If we were truly homeostatic beings, the small amounts of estrogen and progesterone that are produced even in infants would be adequate through feedback inhibition to shut down the production of releasing hormones by the hypothalamus and gonadotropins by the pituitary. Dilman theorized that the only way to produce the higher amounts of estrogen and testosterone necessary to trigger the maturation of the reproductive axis would be through a loss of sensitivity of the hypothalamus to negative feedback inhibition.
As a woman ages, FSH and LH progressively increase, resulting in an increase in the release of estrogen until, at some point during menopause, even extremely high amounts of FSH and LH can no longer stimulate the ovaries to produce more estrogen, resulting in ovarian failure (Fig. 10). Ovarian failure is likely due to the ovaries having been “pummeled” for many years by progressively higher and higher amounts of FSH and LH, as well as by the toxic effects of estrogen itself. Following ovarian failure, as menstruation stops, there is virtually no output of progesterone. Thus, as a woman ages, she begins to become more and more estrogen-dominant postmenopausally, making the toxic effects of estrogen even more pronounced.
Similar changes occur in men, although the changes are not quite so abrupt and as dramatic as in women (Fig. 11). As with women, FSH and LH continue to overwhelm the testicles in order to induce higher and higher amounts of testosterone, until at some point the testes fail. Note also that estrogen levels in men continue to rise, facilitated by the actions of the enzyme aromatase — which converts higher amounts of whatever testosterone is produced into estrogen.
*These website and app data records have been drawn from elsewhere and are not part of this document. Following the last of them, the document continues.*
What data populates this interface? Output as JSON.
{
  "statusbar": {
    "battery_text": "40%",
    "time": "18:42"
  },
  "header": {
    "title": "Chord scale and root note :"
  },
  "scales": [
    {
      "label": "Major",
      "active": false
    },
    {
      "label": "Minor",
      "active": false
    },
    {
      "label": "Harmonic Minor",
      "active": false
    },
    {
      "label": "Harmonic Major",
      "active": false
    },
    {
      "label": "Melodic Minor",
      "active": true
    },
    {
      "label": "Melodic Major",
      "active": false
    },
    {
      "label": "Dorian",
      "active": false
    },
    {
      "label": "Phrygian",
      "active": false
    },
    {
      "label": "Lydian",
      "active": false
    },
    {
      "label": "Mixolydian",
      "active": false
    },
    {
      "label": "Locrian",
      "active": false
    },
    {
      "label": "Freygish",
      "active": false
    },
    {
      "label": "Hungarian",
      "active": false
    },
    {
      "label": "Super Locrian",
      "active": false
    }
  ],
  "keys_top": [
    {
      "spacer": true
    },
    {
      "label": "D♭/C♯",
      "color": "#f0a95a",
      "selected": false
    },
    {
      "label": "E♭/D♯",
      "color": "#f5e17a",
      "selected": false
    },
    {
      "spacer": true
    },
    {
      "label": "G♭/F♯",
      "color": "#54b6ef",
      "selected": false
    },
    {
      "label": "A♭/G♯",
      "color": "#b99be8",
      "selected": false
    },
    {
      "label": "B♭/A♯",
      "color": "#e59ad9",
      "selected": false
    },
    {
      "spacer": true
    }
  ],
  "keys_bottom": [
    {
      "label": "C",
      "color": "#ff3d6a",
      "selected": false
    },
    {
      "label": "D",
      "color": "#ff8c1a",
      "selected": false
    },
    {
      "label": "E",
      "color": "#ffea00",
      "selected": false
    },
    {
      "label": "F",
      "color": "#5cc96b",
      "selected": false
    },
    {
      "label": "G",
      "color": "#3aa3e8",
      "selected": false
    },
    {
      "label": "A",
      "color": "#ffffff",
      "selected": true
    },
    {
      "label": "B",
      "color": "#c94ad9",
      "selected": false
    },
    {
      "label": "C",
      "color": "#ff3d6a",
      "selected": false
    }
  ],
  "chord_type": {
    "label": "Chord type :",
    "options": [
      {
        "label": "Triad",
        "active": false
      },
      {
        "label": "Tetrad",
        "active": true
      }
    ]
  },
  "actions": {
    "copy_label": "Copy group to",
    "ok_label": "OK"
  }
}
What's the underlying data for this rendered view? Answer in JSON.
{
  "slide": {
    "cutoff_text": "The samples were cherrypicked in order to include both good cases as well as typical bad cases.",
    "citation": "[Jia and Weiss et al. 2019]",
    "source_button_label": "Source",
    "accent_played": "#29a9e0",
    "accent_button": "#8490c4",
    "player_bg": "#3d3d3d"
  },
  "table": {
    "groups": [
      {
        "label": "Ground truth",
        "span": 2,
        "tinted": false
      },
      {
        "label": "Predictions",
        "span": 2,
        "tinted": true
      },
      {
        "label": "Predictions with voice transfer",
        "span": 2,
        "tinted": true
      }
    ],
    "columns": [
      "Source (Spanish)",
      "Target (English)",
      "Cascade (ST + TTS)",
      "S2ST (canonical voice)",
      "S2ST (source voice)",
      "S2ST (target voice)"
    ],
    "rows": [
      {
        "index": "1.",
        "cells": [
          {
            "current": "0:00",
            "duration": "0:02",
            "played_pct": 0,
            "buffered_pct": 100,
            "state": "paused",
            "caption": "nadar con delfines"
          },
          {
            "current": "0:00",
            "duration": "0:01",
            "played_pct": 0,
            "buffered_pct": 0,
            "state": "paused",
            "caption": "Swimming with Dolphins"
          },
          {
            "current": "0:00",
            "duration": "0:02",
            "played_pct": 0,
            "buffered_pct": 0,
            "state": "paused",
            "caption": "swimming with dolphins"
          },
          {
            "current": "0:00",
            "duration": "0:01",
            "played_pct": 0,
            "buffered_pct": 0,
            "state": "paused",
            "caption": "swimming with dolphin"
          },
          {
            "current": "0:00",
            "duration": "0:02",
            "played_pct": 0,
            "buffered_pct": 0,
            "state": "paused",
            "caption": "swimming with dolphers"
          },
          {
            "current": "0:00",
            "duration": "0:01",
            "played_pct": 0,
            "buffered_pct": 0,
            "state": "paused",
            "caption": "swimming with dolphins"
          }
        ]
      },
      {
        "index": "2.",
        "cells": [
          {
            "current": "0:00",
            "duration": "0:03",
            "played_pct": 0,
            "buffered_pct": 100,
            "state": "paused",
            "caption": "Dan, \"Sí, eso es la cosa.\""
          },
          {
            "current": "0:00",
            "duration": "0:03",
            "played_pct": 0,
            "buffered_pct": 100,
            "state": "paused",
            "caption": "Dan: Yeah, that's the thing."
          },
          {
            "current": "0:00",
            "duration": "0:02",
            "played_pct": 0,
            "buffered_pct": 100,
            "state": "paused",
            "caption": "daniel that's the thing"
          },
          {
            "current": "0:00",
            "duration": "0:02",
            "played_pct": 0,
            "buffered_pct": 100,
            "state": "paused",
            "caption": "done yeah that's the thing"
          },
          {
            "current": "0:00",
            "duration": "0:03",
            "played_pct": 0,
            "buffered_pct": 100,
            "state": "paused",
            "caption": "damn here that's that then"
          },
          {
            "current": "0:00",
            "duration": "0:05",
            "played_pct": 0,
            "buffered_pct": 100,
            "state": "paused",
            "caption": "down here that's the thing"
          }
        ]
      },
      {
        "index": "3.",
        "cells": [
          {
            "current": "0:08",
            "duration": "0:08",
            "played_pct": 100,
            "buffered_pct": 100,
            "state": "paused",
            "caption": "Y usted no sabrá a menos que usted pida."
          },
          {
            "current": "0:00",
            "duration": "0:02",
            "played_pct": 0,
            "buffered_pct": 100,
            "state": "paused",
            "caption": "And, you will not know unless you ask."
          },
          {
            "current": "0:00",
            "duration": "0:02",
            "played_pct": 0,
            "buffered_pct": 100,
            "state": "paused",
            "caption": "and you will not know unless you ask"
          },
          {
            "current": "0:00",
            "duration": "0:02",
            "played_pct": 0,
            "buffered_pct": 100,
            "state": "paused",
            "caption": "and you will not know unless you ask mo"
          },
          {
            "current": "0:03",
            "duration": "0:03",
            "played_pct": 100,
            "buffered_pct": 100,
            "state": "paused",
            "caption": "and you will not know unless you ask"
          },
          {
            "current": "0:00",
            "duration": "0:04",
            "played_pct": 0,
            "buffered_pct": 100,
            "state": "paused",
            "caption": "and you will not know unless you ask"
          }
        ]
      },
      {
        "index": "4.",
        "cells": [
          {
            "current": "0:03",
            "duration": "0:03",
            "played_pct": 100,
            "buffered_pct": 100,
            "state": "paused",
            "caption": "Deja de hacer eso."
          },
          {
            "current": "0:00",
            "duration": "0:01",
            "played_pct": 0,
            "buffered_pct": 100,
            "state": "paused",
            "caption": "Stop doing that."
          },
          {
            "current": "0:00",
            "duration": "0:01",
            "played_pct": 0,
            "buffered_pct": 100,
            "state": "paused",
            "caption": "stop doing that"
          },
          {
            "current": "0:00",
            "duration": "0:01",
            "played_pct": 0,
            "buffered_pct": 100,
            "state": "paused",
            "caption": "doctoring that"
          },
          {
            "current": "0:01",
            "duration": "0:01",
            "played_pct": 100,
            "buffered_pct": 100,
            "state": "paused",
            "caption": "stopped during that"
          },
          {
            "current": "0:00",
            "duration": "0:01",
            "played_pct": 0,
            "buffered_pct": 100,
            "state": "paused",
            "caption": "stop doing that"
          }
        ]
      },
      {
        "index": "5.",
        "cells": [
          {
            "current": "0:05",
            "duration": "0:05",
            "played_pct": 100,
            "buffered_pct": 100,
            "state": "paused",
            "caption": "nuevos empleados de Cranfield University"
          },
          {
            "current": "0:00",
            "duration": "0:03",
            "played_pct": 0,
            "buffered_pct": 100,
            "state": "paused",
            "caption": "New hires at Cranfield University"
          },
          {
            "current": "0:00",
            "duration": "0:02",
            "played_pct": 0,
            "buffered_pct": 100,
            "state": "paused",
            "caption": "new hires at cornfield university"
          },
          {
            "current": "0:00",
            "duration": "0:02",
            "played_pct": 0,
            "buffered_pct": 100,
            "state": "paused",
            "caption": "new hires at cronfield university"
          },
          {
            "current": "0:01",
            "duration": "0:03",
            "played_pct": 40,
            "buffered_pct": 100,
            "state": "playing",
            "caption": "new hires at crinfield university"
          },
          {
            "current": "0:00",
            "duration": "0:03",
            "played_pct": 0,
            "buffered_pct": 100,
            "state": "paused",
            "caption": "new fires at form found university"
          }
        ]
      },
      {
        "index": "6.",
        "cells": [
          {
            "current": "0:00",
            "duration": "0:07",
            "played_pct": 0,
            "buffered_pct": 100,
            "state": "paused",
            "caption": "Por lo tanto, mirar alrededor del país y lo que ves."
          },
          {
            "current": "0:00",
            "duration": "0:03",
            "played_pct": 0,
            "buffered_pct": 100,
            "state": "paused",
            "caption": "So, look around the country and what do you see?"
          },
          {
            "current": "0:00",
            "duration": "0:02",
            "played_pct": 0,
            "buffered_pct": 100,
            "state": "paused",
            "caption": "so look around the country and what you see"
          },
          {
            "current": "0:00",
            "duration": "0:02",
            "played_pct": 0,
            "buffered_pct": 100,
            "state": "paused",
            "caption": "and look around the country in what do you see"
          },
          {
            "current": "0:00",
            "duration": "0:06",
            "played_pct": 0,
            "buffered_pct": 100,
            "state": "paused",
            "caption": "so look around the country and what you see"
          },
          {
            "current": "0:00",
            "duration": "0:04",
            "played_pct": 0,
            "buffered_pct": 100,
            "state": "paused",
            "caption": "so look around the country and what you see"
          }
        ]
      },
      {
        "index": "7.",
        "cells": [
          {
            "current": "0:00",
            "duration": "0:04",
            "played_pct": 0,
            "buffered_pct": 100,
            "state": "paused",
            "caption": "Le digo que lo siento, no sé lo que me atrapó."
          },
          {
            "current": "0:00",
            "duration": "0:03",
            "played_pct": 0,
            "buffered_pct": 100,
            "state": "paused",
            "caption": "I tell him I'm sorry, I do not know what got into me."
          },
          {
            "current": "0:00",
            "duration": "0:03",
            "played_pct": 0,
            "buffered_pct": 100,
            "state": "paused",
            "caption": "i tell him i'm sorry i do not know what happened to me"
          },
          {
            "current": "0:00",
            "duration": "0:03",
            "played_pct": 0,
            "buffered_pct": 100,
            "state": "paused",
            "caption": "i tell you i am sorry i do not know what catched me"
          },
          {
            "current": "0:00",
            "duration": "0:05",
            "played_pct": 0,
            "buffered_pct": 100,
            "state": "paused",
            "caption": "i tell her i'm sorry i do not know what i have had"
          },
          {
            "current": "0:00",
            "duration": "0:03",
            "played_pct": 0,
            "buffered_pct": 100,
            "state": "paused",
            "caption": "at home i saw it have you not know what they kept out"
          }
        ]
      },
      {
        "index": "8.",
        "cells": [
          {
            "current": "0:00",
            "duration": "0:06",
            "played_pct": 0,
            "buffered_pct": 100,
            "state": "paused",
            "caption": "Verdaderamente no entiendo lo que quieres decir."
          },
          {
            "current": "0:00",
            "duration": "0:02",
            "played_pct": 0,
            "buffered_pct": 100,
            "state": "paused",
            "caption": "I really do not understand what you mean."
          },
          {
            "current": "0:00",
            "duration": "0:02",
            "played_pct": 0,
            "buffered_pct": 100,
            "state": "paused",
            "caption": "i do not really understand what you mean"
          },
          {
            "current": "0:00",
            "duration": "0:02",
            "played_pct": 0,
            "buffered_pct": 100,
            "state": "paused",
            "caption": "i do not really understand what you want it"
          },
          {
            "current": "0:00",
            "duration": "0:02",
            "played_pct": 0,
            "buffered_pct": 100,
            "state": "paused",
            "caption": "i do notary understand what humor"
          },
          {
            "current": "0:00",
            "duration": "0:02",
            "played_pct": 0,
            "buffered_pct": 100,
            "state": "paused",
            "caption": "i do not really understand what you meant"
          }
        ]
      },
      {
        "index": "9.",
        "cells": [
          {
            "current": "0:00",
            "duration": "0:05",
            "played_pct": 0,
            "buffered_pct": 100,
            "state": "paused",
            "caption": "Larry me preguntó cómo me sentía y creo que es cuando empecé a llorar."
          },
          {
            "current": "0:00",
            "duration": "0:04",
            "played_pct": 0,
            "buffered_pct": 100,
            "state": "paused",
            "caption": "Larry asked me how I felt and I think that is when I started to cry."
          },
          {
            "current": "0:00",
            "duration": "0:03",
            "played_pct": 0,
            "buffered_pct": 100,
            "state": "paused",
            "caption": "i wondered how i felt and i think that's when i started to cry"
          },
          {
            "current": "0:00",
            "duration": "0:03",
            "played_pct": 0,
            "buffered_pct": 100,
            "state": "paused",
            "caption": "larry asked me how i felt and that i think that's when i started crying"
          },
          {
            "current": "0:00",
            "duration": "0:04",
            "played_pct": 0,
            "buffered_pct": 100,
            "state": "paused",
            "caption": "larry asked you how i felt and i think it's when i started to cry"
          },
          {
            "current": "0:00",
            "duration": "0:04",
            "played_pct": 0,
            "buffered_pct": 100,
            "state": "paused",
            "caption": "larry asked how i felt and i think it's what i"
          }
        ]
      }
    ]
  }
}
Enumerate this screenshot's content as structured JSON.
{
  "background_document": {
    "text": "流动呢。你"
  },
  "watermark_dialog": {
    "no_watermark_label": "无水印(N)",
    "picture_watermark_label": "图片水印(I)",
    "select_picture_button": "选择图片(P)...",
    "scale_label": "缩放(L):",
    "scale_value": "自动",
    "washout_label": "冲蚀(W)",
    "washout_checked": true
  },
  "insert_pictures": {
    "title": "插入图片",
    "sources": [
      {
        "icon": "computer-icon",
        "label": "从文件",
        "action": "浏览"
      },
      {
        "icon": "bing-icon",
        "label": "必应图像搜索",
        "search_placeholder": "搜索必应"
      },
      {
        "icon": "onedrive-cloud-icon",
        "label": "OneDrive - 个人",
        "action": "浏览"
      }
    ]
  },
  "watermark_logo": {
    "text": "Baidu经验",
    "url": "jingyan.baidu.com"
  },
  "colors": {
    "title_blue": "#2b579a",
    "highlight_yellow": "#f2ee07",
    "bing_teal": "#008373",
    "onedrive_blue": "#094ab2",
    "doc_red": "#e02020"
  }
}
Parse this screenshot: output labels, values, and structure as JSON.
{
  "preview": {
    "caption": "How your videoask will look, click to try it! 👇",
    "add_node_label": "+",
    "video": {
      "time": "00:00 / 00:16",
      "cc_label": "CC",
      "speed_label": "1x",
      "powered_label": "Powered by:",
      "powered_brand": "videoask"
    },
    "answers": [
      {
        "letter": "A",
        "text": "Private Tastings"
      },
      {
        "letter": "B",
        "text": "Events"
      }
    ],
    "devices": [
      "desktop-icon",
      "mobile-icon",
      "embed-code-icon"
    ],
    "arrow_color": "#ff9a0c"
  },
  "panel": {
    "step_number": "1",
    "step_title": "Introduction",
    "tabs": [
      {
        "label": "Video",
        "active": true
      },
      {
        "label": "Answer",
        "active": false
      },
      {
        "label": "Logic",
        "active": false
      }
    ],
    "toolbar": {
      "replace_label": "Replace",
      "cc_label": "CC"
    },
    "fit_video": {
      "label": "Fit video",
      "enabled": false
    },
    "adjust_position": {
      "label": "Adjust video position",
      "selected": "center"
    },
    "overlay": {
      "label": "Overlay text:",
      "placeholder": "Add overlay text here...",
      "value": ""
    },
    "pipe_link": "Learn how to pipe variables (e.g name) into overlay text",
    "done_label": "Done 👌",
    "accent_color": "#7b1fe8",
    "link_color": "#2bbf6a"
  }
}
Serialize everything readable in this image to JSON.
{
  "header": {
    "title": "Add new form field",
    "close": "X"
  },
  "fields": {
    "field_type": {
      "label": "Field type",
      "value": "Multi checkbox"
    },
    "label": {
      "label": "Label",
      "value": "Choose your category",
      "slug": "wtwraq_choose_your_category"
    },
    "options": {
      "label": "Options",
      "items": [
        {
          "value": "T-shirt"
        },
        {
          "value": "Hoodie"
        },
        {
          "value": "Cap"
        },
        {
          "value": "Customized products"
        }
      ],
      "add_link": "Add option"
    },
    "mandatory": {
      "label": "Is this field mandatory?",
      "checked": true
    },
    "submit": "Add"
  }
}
The adaptive homeostat consists of the hypothalamus, the pituitary gland, and the adrenal glands. In the adaptive homeostat we see a similar mechanism as in the reproductive homeostat (Fig 12). The hypothalamus produces corticotropin releasing hormone, which stimulates the anterior pituitary to produce adrenocorticotropic hormone (ACTH), which in turn causes the adrenal cortex to produce cortisol. Cortisol — the body’s primary adaptive hormone — is produced in high amounts during stress. Cortisol is essential for life — without cortisol, we could not survive. But cortisol — like estrogen and insulin — is an essential toxin. We need it, but we need it in small amounts. High amounts over a prolonged period of time have very damaging effects. Dilman showed that both time and aging are natural stressors that promote elevated production of cortisol.
Dilman performed a unique study with a group of women who were undergoing surgery for breast cancer (Fig. 13). He found that the youngest group, those under 46 years of age, produced less cortisol in response to the surgical stress, and they more rapidly returned to lower baseline levels. As the age of the women increased, Dilman found that cortisol levels rose progressively higher, as did its attendant damaging effects. Dilman referred to this progressive worsening of the cortisol response with age as hyperadaptosis. Hyperadaptosis causes many of the symptoms seen in Cushing’s disease, including “moon face,” red cheeks, central obesity, thin skin, easy bruisability, bulging abdomen, poor wound healing, and poor muscle development (Fig. 14). These are all characteristics of excess exposure to cortisol.
Some of the known effects of hyperadrenocorticism include immunosuppression, osteoporosis, atherosclerosis, diabetes, impaired blood sugar regulation, and death of brain cells. These are all effects of chronic stress. Dilman believes that everybody suffers to a greater or lesser degree from hyperadaptosis.